[Your instructions] Scan the records below and report how many lines include the string "first"; the number alone will do.

(Stored data entries)
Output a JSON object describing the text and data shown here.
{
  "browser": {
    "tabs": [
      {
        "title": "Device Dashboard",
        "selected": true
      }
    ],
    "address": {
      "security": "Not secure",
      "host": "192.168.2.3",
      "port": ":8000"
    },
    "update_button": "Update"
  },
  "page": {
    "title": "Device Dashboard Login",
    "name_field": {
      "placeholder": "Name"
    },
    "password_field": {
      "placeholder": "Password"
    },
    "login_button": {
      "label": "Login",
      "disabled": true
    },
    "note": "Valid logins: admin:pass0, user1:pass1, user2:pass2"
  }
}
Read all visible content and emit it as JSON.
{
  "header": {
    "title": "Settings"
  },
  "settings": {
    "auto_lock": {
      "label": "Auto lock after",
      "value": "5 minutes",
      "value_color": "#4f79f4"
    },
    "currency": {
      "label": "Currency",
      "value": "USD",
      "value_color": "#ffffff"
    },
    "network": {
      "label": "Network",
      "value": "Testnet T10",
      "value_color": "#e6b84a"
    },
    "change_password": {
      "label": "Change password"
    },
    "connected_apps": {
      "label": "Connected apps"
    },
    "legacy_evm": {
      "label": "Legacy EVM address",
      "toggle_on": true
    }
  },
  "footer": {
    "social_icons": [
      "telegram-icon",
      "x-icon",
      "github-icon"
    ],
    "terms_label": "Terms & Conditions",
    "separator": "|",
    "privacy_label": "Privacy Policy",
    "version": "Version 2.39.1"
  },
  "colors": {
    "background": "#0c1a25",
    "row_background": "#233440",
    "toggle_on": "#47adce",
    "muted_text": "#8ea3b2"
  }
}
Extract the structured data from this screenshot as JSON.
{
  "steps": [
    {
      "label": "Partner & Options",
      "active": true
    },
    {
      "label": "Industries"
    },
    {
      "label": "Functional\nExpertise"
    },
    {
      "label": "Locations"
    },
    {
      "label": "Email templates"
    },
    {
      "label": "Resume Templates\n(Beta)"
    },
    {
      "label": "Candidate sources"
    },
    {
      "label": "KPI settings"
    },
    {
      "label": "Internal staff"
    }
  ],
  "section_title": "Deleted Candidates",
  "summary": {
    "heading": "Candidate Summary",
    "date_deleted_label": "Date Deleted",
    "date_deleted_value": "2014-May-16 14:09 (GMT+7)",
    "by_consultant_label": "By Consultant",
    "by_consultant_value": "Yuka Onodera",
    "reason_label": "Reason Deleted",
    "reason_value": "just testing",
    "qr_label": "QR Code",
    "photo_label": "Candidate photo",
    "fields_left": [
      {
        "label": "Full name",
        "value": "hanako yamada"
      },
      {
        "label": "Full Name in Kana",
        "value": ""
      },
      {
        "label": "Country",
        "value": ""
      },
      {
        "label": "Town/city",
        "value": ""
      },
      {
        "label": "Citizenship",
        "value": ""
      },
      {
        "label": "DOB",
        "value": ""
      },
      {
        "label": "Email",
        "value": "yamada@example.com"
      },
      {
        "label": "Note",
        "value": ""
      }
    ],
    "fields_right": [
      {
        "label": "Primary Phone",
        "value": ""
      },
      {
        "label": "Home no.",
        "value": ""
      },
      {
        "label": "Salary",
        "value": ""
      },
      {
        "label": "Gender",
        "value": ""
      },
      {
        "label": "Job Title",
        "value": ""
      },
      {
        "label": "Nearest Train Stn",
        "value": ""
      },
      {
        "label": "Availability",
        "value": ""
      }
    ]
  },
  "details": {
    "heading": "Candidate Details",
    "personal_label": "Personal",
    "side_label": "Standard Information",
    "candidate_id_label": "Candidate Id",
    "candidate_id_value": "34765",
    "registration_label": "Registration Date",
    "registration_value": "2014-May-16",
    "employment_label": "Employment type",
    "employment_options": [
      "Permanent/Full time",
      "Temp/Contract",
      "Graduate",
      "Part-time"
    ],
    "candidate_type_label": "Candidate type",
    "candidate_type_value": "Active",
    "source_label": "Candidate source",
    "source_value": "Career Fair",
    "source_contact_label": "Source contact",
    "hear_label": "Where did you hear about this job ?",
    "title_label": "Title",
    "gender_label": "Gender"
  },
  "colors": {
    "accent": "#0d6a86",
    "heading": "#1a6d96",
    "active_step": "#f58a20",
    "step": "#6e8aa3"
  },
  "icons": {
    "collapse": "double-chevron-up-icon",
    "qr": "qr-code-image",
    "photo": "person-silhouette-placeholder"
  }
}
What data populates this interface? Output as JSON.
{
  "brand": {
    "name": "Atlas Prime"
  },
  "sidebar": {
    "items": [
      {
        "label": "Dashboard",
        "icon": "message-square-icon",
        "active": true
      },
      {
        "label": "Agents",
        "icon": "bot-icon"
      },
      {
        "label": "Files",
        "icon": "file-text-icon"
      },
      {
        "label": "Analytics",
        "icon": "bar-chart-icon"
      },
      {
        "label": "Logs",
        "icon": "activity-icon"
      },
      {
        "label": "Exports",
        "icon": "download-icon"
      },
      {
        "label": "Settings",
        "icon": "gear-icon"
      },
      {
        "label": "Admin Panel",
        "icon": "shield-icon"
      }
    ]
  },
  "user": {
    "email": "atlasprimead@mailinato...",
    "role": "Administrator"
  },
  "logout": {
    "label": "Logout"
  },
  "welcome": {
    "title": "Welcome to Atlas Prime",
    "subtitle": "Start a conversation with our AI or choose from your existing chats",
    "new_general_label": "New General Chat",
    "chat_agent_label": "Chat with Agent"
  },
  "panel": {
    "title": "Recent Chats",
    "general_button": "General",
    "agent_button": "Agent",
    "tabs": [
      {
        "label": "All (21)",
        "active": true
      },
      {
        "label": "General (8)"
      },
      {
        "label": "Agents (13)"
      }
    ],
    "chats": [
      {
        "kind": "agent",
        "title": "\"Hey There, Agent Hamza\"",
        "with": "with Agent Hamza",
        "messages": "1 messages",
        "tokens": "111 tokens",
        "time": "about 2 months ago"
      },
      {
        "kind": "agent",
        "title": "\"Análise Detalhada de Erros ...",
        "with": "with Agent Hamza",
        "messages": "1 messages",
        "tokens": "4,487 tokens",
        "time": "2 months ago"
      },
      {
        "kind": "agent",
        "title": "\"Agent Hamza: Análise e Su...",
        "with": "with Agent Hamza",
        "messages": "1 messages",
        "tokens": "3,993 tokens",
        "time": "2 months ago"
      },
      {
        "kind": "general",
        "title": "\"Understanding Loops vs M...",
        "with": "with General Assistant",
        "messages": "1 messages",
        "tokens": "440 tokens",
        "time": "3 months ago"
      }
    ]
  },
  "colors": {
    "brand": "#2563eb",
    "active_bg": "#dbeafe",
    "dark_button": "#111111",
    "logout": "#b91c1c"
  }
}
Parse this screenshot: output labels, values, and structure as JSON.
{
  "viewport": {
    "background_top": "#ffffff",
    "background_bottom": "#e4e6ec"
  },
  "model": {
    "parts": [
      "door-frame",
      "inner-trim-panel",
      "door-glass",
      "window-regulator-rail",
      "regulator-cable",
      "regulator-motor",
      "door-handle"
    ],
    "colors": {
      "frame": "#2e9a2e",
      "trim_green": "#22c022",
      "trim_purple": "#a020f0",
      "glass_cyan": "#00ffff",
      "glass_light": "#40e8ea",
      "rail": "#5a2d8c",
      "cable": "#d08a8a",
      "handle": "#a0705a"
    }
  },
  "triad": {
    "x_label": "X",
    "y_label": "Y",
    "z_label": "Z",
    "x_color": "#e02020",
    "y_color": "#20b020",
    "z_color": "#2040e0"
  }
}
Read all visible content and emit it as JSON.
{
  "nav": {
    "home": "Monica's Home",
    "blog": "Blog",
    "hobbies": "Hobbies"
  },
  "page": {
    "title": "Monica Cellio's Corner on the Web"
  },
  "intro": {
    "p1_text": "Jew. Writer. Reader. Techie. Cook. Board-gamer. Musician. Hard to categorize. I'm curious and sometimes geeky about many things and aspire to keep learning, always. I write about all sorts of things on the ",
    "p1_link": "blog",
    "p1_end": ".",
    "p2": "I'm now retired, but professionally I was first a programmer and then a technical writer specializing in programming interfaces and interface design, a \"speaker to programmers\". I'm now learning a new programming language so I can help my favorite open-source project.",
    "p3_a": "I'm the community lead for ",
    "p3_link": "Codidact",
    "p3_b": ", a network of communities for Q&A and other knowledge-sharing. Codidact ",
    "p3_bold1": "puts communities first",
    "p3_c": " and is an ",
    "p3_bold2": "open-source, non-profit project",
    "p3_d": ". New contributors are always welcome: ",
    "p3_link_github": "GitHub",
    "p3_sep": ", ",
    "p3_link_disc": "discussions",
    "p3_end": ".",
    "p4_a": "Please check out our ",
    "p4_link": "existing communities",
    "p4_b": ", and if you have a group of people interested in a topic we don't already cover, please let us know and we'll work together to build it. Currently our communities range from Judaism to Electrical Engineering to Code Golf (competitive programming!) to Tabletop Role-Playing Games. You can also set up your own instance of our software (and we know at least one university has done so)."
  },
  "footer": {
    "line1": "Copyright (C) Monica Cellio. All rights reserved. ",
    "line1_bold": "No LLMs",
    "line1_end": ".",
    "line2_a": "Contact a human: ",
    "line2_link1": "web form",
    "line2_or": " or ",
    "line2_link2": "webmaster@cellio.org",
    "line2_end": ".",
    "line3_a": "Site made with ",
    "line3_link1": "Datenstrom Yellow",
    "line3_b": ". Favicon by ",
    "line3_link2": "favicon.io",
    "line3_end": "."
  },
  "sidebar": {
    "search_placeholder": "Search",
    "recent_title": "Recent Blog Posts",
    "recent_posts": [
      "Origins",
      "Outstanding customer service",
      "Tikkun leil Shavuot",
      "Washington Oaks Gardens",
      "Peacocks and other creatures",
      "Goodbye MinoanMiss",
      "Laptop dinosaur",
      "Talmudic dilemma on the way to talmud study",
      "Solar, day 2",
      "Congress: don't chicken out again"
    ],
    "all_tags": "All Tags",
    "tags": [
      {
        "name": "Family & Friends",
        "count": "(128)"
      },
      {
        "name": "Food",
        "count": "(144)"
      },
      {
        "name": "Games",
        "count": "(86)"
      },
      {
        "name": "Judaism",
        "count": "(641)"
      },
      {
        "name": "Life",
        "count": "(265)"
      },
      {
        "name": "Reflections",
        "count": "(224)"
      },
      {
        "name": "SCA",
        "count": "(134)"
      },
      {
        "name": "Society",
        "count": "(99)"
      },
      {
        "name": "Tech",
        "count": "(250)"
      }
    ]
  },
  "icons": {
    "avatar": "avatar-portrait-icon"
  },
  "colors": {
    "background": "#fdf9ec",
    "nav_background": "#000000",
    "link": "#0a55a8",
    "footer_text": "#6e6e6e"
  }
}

[Answer to the exercise] 2